Tent/City frontman Roemer shares a similar sentiment. "I feel like our music has the same universal qualities that people enjoy when hiking in the woods or being out in the desert or watching clouds . . . beauty that happens on a slower time-scale, with subtle movements. Once you can slow down and notice and just begin paying attention and being present, you see it and begin to really enjoy it," Roemer says. "This way of paying attention has become so inconsistent with modern/city life that I think a lot of people don't even realize that it's in them . . . based on comments we get after playing shows, I think our music sometimes brings people into a 'zone.'"
The ensemble's live performances are definitely consciousness-changing. During a May 31 gig, this zone-out aura was created in the storage yard behind the Trunk Space with a box of bells, a miniature xylophone, mbira (African thumb piano), vocal whines and howls, and Roemer and Fella's atmospheric loops (created by the sampling of live sounds and subsequent manipulation through various effects). Huddled together in a circle on the ground, the area around the five musicians looked like an exploded thrift store. More than a dozen crisscrossed wires connected to various amps, and electronic gadgetry competed for space with more conventional instruments such as clarinet and electric guitar.

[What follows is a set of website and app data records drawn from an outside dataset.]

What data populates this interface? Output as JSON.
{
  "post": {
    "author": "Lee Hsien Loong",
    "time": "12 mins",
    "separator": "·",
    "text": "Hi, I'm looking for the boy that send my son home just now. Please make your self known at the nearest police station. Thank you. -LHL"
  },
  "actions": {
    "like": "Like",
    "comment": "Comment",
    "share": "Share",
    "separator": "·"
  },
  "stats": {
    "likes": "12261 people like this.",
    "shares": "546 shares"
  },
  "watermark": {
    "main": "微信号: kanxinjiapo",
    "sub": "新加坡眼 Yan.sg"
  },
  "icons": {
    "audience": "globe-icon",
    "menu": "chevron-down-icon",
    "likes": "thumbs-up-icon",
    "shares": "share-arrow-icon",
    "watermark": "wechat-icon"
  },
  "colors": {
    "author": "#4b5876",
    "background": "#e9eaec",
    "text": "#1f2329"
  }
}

This may sound like a circus on paper, but that's why traditional music can be notated while on-the-spot improvisations aren't mapped out beforehand. Renowned minimalists like Karlheinz Stockhausen, John Cage, and Rafael Toral were able to score their "found sound" concertos with varying degrees of success. However, the experimental spirit tends to lose its invigorating edge once documented on staff paper.
Tent/City's game plan at gigs, like a sandlot quarterback drawing X's and O's in the dirt, normally isn't discussed until minutes before the band takes center stage. "[The May 31 show] was the least we've ever planned. We decided to start quiet, then get loud, then quiet again, and that's it," Fella says, adding that the band has never held a formal practice and, like the nature of the improvisational beast, successes sometimes occur accidentally. "When we have planned more, it's usually about specific sounds that we want to work on. Sometimes James [Roemer] and I will discover something from our pedals that we really like, so we meet and say, 'I have this idea about starting or ending a specific way.'"
Unlike free jazz, which requires a completely different consciousness to appreciate, or bare-bones sound studies à la Steve Reich or Terry Riley, Tent/City's mad-scientist approach to sonic surrealism rests comfortably between carefully calculated 4/4 time and a free improv orgy. You'll hear a significantly different concert every time they play.